PORTLAND, Maine (NEWS CENTER) — Portland's city council took on a number of issues Monday night including marijuana regulations and housing.

City leaders placed a 90-day moratorium on site approval for development on parks near Portland's peninsula. They also approved a moratorium to prevent new businesses and social clubs that sell marijuana from opening until the city can come up with regulations.

But a significant chunk of the meeting was spent on the city's housing crisis.
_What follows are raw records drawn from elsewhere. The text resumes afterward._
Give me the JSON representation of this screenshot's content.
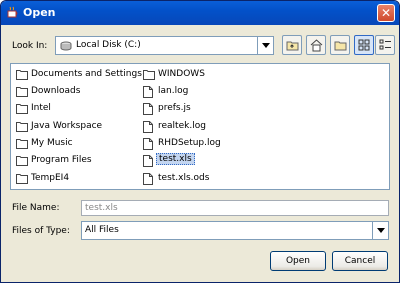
{
  "window": {
    "title": "Open",
    "close_label": "✕"
  },
  "look_in": {
    "label": "Look In:",
    "value": "Local Disk (C:)"
  },
  "files": {
    "column1": [
      {
        "name": "Documents and Settings",
        "type": "folder"
      },
      {
        "name": "Downloads",
        "type": "folder"
      },
      {
        "name": "Intel",
        "type": "folder"
      },
      {
        "name": "Java Workspace",
        "type": "folder"
      },
      {
        "name": "My Music",
        "type": "folder"
      },
      {
        "name": "Program Files",
        "type": "folder"
      },
      {
        "name": "TempEI4",
        "type": "folder"
      }
    ],
    "column2": [
      {
        "name": "WINDOWS",
        "type": "folder"
      },
      {
        "name": "lan.log",
        "type": "file"
      },
      {
        "name": "prefs.js",
        "type": "file"
      },
      {
        "name": "realtek.log",
        "type": "file"
      },
      {
        "name": "RHDSetup.log",
        "type": "file"
      },
      {
        "name": "test.xls",
        "type": "file",
        "selected": true
      },
      {
        "name": "test.xls.ods",
        "type": "file"
      }
    ]
  },
  "file_name": {
    "label": "File Name:",
    "value": "test.xls"
  },
  "file_type": {
    "label": "Files of Type:",
    "value": "All Files"
  },
  "buttons": {
    "open": "Open",
    "cancel": "Cancel"
  },
  "colors": {
    "title_bar": "#0351c9",
    "selection": "#c3d5f0",
    "window_bg": "#ece9d8"
  }
}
For the past year, a special committee developed a special housing package to try and strengthen protections for city tenants facing increased rents and eviction threats.

The city council unanimously approved the five-part package but did not approve any proposed amendments to the plan.

The enacted housing insecurity legislation would do the following:

  1. Landlords will now be required to give a 75-day notice before increasing rent.
  2. City landlords and tenants have to sign a document saying they understand tenancy-at-will
  3. A pamphlet will be created that outlines tenant and landlord rights that has to be given to all tenants.
  4. A seven-person 7-tenant/landlord commission was created.
  5. Adopting parts of the Maine Human Rights Act into an ordinance as a way of preventing tenant income discrimination.

So, how much these new rules will impact the housing insecurity?

It depends on who you talk to.

Throughout this process, many tenants said this package doesn't do enough, and that punishments for abusive landlords aren’t harsh enough.

Mayor Strimling and some councilors agreed with that view and proposed amendments to the package.

Landlords large and small and most city councilors said they think the package is a fair compromise to both landlords and tenants.

One longtime small landlord told NEWS CENTER he thinks the tenant and landlord commission might have the greatest impact on current housing insecurity issues.

“I think landlords and developers probably will take a second look at just kicking people out because it could have ramifications down the road,” said Peter Manning, who has been renting apartments in Portland for decades.

The mayor and some city voters said there’s a chance those amendments could reappear as separate proposals at later council meetings.

“In the end, the only voices that they actually took into account in the decision-making process were the voices of the developers and the landlords,” Portland tenant Gwynne Williams said. “It's my belief that the voters outnumber the landlords and developers.”